Defense Distributed, a group run primarily by gunsmith Cody Wilson, has released a video of an AR-15 with a 3D-printed lower receiver firing off over 600 rounds, a unique feat in the realm of 3D-printed parts. The part, called the AR Lower V5, worked nearly perfectly while firing 600 rounds and, as Wilson notes, “the test ended when we ran out of ammunition, but this lower could easily withstand 1,000 rounds.”
The AR-15 is a modular firearm and Wilson and others are attempting to modify – and eventually replicate – using 3D printers. Gunsmiths have been building gun parts for decades and so this is definitely nothing new. However, with the ubiquity of 3D printing and the ease with which manufacturers can design and share models, the process of 3D printing a gun is ramping up quite quickly.

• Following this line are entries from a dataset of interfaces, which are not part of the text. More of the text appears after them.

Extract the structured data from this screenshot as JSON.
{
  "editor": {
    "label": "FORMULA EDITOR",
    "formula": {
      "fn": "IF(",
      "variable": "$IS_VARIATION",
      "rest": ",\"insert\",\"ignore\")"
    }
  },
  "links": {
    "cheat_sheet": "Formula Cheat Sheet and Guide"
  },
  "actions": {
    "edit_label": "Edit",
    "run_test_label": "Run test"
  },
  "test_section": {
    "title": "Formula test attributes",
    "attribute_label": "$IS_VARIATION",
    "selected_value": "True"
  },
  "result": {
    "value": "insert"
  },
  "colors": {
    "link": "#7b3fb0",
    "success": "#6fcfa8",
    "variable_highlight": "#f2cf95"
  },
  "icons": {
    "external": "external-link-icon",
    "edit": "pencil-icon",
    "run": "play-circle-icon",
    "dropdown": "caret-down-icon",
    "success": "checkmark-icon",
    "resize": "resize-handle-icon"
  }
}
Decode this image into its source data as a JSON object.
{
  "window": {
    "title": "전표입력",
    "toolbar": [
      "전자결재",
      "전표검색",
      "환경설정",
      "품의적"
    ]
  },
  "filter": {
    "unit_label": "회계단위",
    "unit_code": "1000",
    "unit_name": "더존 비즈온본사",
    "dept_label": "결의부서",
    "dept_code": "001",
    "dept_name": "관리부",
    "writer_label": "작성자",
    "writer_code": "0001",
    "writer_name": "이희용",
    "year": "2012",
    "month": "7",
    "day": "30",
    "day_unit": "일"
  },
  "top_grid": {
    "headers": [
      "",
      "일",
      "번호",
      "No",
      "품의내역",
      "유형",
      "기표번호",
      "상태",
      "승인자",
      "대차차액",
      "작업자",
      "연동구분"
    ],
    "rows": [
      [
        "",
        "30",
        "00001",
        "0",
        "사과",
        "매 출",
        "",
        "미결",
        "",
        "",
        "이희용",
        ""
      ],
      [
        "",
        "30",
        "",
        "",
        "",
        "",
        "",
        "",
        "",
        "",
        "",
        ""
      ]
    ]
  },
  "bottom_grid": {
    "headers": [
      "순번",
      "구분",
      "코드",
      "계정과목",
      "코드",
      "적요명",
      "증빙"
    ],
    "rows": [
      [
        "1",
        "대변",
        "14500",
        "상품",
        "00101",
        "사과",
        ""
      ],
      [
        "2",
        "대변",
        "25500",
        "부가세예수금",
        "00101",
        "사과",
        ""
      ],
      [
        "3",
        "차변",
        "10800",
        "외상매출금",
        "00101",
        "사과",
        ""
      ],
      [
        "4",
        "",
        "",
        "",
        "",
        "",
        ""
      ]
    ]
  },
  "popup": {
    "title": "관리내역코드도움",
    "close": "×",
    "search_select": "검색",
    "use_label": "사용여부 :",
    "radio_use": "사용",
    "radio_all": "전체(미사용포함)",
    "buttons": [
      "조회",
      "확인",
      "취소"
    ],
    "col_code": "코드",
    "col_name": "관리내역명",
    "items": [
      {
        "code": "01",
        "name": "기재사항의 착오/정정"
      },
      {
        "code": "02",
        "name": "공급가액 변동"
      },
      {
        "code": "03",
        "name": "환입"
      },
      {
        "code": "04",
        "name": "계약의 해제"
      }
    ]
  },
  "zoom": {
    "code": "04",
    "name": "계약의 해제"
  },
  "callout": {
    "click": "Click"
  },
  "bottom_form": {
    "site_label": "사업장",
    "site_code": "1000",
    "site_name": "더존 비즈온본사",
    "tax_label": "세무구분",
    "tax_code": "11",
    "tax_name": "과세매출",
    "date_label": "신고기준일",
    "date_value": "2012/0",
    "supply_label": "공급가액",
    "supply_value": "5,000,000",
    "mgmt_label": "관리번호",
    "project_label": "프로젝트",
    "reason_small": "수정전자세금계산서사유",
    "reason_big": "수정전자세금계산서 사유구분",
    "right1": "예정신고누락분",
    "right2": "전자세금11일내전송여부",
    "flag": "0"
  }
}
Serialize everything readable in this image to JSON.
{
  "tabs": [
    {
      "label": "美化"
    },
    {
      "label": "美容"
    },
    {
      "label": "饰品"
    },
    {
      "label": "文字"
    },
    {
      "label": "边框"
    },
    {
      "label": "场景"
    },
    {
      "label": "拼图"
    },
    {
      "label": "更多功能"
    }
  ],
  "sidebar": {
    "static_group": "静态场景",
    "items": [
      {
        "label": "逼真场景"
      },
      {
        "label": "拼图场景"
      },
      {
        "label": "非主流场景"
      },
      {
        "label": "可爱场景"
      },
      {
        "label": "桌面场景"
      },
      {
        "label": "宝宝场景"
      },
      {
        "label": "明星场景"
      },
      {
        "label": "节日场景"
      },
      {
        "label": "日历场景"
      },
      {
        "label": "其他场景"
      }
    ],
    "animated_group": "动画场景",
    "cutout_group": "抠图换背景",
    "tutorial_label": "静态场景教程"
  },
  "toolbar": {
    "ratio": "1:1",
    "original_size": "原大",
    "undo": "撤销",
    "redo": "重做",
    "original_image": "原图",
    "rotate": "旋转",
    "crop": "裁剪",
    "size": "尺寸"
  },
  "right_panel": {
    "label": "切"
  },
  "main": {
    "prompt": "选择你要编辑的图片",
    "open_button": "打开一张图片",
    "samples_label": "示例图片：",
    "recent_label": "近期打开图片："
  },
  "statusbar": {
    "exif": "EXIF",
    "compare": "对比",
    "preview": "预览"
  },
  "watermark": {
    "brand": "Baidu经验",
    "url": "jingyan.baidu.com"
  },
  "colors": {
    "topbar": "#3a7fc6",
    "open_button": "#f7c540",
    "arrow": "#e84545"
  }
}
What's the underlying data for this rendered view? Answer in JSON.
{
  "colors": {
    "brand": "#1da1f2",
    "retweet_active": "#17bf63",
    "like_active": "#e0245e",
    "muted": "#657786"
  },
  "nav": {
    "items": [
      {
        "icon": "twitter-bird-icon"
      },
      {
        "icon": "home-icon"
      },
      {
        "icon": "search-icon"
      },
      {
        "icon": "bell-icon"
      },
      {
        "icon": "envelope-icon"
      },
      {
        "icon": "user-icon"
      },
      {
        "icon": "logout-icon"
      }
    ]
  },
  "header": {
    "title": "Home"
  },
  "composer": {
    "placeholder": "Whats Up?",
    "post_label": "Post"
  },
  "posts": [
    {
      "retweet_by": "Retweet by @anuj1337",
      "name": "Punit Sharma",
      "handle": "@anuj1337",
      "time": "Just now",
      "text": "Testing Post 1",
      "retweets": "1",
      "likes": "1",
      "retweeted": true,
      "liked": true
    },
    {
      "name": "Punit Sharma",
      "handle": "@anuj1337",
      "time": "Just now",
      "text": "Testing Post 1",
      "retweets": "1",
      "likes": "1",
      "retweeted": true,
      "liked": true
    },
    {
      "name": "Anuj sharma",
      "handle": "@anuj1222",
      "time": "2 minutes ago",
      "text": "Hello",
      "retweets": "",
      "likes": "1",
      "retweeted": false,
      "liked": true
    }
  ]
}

This receiver is available for download right now from DEFCAD, an “island of misfit objects” where gunsmiths are sharing their designs.
Ars Technica interviewed Wilson:
He added, “The message is in what we’re doing—the message is: download this gun.”
Is this a 3D-printed gun? No. Does it point to a future where you will no longer require a $500,000 military-spec milling machine to build a real gun? Yes, and this is definitely the beginning of a very interesting period in firearms history.